By shifting some American Recovery Reinvestment Act funds, the district was able to fund an additional 18 positions, according to the budget the school board approved Tuesday.
In another cost-saving measure the school board also voted to waive state-mandated teacher salary increases. The state legislature approved allowing school districts to freeze wages and the bill was signed by the Gov. Mark Sanford May 28.
This measure saved the district $900,000, said director of finance Lisa Johnson.
"We looked at every line item, every position to try to make it work," Johnson said.
As part of the budget, the board also eliminated tuition reimbursement, saving about $75,000, cut the teacher center saving about $25,000 and reduced the number of contract services and rentals, saving about $85,000.
School district officials cautioned board members, that when the stimulus funds run out in 2011, the district is expected to face a shortfall of more than $6 million.
The problem for school districts in South Carolina is compacted due to Act 388.
The legislation restricts a school district's ability to tax owner-occupied homes for operating expenses such as teacher salaries and textbooks.
About 56 percent of the district's budget goes to paying school-level employees, according to a presentation at the school board meeting Tuesday.
"There is only so much revenue, " said superintendant Randy Dozier.

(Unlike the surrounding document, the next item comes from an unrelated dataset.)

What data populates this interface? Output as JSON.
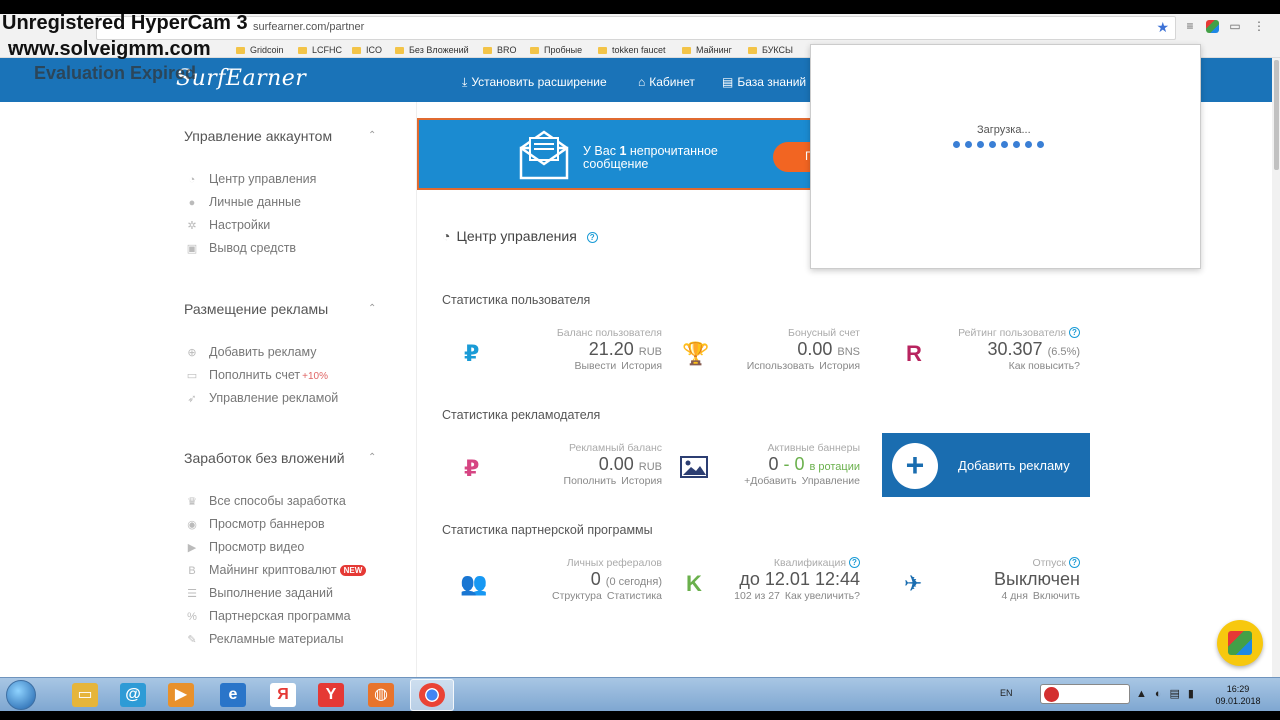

"We are investing almost every dollar we have in teachers...most of what we do is allocated to schools."